WORK TO COMPLETE
Type out every entry again, character for character.

____________

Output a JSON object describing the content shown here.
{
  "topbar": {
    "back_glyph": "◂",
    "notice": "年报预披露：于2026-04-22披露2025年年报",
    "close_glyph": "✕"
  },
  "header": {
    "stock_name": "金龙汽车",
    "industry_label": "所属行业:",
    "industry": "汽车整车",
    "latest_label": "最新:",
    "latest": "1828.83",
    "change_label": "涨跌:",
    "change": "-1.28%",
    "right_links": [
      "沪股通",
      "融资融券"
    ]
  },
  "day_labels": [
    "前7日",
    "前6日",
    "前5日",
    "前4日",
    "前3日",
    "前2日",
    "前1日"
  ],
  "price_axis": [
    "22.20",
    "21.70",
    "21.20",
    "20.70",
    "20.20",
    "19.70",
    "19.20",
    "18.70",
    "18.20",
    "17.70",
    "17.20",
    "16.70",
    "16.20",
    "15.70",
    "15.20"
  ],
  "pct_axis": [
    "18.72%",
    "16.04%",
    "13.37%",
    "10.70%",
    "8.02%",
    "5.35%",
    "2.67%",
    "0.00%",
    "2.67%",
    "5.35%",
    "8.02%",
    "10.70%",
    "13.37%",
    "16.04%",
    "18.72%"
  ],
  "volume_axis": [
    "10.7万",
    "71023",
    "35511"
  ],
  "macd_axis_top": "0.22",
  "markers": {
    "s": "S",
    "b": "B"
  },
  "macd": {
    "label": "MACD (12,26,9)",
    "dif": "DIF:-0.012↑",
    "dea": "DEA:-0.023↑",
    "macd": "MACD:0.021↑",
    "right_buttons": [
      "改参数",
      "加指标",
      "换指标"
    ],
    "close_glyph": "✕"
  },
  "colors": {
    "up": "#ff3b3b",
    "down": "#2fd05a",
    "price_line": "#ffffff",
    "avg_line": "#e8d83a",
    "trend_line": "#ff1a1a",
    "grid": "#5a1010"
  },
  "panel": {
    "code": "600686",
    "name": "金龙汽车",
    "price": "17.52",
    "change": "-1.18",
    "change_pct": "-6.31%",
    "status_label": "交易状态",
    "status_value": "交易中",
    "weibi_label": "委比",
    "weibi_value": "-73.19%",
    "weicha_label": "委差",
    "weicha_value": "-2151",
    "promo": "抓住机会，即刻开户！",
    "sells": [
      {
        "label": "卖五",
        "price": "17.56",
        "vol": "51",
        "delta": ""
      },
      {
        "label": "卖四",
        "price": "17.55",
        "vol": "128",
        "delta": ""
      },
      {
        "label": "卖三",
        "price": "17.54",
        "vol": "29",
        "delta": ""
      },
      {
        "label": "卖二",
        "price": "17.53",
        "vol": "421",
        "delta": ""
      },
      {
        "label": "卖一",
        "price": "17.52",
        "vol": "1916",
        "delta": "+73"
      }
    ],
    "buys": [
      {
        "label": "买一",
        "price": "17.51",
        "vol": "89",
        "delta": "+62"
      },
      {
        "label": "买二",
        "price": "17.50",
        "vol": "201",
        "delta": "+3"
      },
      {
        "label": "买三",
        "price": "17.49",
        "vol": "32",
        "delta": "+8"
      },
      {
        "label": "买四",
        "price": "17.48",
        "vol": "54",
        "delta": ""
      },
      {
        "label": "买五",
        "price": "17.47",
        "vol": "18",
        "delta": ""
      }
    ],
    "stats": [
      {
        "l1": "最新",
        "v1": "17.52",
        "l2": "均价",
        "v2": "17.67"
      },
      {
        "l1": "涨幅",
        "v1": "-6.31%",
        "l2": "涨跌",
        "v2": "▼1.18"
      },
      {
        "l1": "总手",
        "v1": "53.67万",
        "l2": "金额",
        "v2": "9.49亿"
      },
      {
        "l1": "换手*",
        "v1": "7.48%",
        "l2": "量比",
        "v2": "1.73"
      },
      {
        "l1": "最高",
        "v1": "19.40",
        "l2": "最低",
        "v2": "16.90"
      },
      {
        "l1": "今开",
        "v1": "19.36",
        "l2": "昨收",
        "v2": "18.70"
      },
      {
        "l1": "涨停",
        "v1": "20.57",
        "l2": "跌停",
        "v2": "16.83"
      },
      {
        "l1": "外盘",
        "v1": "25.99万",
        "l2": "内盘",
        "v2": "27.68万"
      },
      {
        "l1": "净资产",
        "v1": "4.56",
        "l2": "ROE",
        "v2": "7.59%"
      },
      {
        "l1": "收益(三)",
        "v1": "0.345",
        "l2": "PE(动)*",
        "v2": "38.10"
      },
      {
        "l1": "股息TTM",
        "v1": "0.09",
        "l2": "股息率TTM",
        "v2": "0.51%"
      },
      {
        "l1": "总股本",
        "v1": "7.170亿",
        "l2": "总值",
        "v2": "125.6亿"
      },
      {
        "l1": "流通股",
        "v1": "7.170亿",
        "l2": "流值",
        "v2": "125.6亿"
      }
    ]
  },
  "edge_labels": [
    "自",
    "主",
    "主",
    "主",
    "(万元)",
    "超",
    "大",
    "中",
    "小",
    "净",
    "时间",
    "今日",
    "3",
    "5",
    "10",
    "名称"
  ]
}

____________

TASK ANSWER
Output a JSON object describing the content shown here.
{
  "topbar": {
    "back_glyph": "◂",
    "notice": "年报预披露：于2026-04-22披露2025年年报",
    "close_glyph": "✕"
  },
  "header": {
    "stock_name": "金龙汽车",
    "industry_label": "所属行业:",
    "industry": "汽车整车",
    "latest_label": "最新:",
    "latest": "1828.83",
    "change_label": "涨跌:",
    "change": "-1.28%",
    "right_links": [
      "沪股通",
      "融资融券"
    ]
  },
  "day_labels": [
    "前7日",
    "前6日",
    "前5日",
    "前4日",
    "前3日",
    "前2日",
    "前1日"
  ],
  "price_axis": [
    "22.20",
    "21.70",
    "21.20",
    "20.70",
    "20.20",
    "19.70",
    "19.20",
    "18.70",
    "18.20",
    "17.70",
    "17.20",
    "16.70",
    "16.20",
    "15.70",
    "15.20"
  ],
  "pct_axis": [
    "18.72%",
    "16.04%",
    "13.37%",
    "10.70%",
    "8.02%",
    "5.35%",
    "2.67%",
    "0.00%",
    "2.67%",
    "5.35%",
    "8.02%",
    "10.70%",
    "13.37%",
    "16.04%",
    "18.72%"
  ],
  "volume_axis": [
    "10.7万",
    "71023",
    "35511"
  ],
  "macd_axis_top": "0.22",
  "markers": {
    "s": "S",
    "b": "B"
  },
  "macd": {
    "label": "MACD (12,26,9)",
    "dif": "DIF:-0.012↑",
    "dea": "DEA:-0.023↑",
    "macd": "MACD:0.021↑",
    "right_buttons": [
      "改参数",
      "加指标",
      "换指标"
    ],
    "close_glyph": "✕"
  },
  "colors": {
    "up": "#ff3b3b",
    "down": "#2fd05a",
    "price_line": "#ffffff",
    "avg_line": "#e8d83a",
    "trend_line": "#ff1a1a",
    "grid": "#5a1010"
  },
  "panel": {
    "code": "600686",
    "name": "金龙汽车",
    "price": "17.52",
    "change": "-1.18",
    "change_pct": "-6.31%",
    "status_label": "交易状态",
    "status_value": "交易中",
    "weibi_label": "委比",
    "weibi_value": "-73.19%",
    "weicha_label": "委差",
    "weicha_value": "-2151",
    "promo": "抓住机会，即刻开户！",
    "sells": [
      {
        "label": "卖五",
        "price": "17.56",
        "vol": "51",
        "delta": ""
      },
      {
        "label": "卖四",
        "price": "17.55",
        "vol": "128",
        "delta": ""
      },
      {
        "label": "卖三",
        "price": "17.54",
        "vol": "29",
        "delta": ""
      },
      {
        "label": "卖二",
        "price": "17.53",
        "vol": "421",
        "delta": ""
      },
      {
        "label": "卖一",
        "price": "17.52",
        "vol": "1916",
        "delta": "+73"
      }
    ],
    "buys": [
      {
        "label": "买一",
        "price": "17.51",
        "vol": "89",
        "delta": "+62"
      },
      {
        "label": "买二",
        "price": "17.50",
        "vol": "201",
        "delta": "+3"
      },
      {
        "label": "买三",
        "price": "17.49",
        "vol": "32",
        "delta": "+8"
      },
      {
        "label": "买四",
        "price": "17.48",
        "vol": "54",
        "delta": ""
      },
      {
        "label": "买五",
        "price": "17.47",
        "vol": "18",
        "delta": ""
      }
    ],
    "stats": [
      {
        "l1": "最新",
        "v1": "17.52",
        "l2": "均价",
        "v2": "17.67"
      },
      {
        "l1": "涨幅",
        "v1": "-6.31%",
        "l2": "涨跌",
        "v2": "▼1.18"
      },
      {
        "l1": "总手",
        "v1": "53.67万",
        "l2": "金额",
        "v2": "9.49亿"
      },
      {
        "l1": "换手*",
        "v1": "7.48%",
        "l2": "量比",
        "v2": "1.73"
      },
      {
        "l1": "最高",
        "v1": "19.40",
        "l2": "最低",
        "v2": "16.90"
      },
      {
        "l1": "今开",
        "v1": "19.36",
        "l2": "昨收",
        "v2": "18.70"
      },
      {
        "l1": "涨停",
        "v1": "20.57",
        "l2": "跌停",
        "v2": "16.83"
      },
      {
        "l1": "外盘",
        "v1": "25.99万",
        "l2": "内盘",
        "v2": "27.68万"
      },
      {
        "l1": "净资产",
        "v1": "4.56",
        "l2": "ROE",
        "v2": "7.59%"
      },
      {
        "l1": "收益(三)",
        "v1": "0.345",
        "l2": "PE(动)*",
        "v2": "38.10"
      },
      {
        "l1": "股息TTM",
        "v1": "0.09",
        "l2": "股息率TTM",
        "v2": "0.51%"
      },
      {
        "l1": "总股本",
        "v1": "7.170亿",
        "l2": "总值",
        "v2": "125.6亿"
      },
      {
        "l1": "流通股",
        "v1": "7.170亿",
        "l2": "流值",
        "v2": "125.6亿"
      }
    ]
  },
  "edge_labels": [
    "自",
    "主",
    "主",
    "主",
    "(万元)",
    "超",
    "大",
    "中",
    "小",
    "净",
    "时间",
    "今日",
    "3",
    "5",
    "10",
    "名称"
  ]
}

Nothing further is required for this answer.